## [TASK STATEMENT]
Filter this material down to the lines that hold "love", copying each one.

++++ DATA EXCERPTS

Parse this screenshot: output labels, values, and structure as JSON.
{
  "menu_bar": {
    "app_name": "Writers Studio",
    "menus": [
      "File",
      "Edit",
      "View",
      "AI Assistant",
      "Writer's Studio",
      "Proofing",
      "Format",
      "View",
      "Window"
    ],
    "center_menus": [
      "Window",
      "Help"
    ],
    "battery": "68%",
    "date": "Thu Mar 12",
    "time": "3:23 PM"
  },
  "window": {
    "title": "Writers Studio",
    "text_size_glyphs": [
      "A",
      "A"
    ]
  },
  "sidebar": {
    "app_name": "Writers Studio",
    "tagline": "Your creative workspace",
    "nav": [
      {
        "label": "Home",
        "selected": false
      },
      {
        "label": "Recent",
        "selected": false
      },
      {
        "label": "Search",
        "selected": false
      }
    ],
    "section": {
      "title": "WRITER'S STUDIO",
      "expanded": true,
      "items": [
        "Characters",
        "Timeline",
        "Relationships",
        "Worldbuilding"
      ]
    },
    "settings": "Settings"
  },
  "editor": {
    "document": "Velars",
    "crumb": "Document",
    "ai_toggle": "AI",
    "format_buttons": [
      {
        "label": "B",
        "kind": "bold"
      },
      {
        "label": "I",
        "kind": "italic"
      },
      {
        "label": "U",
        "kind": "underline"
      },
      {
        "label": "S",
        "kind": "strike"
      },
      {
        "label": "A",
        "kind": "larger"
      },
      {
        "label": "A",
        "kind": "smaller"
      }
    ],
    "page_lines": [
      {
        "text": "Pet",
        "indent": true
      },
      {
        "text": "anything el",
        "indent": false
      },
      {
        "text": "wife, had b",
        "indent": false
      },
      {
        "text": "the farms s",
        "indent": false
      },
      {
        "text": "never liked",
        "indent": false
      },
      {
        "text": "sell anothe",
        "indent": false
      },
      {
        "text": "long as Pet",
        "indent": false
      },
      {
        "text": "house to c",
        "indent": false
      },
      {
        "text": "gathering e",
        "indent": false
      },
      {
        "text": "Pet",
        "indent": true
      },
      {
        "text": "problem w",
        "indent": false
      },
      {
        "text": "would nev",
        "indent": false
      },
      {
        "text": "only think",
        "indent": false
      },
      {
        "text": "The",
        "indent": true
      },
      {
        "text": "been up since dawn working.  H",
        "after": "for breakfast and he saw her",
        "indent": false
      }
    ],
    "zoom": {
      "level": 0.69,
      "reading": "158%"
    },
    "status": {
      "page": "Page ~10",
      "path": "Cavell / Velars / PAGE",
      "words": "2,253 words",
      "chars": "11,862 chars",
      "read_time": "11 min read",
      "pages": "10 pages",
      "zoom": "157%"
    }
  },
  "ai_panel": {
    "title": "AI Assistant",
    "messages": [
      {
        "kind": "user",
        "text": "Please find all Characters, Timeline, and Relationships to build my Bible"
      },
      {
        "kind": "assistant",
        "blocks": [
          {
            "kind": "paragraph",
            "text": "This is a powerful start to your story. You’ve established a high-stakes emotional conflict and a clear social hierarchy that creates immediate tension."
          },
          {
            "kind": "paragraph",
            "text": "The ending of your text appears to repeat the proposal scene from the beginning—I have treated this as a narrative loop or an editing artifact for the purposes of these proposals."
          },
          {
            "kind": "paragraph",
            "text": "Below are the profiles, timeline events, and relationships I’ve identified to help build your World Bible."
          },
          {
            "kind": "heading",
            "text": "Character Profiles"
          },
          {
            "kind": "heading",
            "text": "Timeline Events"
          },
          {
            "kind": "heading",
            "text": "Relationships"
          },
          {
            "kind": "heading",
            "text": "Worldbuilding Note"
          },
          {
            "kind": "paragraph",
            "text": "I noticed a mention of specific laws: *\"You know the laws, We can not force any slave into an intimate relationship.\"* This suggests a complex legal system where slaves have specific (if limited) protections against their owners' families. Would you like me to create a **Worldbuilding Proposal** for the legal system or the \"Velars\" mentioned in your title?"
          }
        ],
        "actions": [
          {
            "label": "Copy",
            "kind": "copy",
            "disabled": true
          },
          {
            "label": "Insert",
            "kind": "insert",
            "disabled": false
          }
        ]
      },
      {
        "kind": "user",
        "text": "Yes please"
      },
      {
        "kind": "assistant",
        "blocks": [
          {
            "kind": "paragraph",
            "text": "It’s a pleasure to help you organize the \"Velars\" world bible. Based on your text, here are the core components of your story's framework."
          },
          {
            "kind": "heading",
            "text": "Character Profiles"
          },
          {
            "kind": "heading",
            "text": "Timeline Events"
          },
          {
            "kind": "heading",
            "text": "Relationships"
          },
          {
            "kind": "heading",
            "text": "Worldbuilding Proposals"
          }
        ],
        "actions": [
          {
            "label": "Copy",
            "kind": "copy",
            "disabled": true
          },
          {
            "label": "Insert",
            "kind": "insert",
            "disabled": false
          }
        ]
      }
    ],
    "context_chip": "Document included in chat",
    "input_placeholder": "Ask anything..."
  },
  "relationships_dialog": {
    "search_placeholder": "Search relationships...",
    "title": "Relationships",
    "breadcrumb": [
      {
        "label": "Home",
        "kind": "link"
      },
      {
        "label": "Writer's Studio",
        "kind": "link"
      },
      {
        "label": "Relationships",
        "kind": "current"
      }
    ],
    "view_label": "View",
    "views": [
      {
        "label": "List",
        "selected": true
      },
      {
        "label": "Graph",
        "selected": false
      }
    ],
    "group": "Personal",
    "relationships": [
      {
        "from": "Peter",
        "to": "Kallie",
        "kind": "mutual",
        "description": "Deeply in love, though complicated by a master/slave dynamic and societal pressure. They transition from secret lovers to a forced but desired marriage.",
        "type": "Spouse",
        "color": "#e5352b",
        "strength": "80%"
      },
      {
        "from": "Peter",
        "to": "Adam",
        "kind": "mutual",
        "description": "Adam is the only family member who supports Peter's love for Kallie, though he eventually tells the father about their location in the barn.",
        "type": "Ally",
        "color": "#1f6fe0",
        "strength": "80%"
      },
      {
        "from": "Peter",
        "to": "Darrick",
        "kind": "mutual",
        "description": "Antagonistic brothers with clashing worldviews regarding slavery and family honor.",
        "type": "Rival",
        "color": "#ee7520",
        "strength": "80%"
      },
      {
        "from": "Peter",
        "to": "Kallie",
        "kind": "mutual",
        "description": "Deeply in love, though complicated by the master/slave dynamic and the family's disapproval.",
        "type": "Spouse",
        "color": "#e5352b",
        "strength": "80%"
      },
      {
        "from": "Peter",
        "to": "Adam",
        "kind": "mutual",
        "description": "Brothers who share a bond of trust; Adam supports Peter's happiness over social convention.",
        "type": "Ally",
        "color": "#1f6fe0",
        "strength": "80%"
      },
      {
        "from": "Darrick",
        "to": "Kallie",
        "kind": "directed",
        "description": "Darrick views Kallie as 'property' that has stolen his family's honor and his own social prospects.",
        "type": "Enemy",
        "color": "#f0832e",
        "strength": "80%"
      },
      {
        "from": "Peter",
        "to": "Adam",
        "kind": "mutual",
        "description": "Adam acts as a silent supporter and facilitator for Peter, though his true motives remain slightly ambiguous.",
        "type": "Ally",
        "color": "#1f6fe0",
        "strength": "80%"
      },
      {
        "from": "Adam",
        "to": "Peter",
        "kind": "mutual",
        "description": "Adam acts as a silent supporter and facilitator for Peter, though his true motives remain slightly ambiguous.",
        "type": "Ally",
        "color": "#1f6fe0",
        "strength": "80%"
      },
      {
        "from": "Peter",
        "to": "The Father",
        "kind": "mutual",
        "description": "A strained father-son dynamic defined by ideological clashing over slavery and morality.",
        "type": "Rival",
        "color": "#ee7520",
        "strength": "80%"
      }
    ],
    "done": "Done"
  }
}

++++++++

## [WRITTEN SOLUTION]
        "description": "Deeply in love, though complicated by a master/slave dynamic and societal pressure. They transition from secret lovers to a forced but desired marriage.",
        "description": "Adam is the only family member who supports Peter's love for Kallie, though he eventually tells the father about their location in the barn.",
        "description": "Deeply in love, though complicated by the master/slave dynamic and the family's disapproval.",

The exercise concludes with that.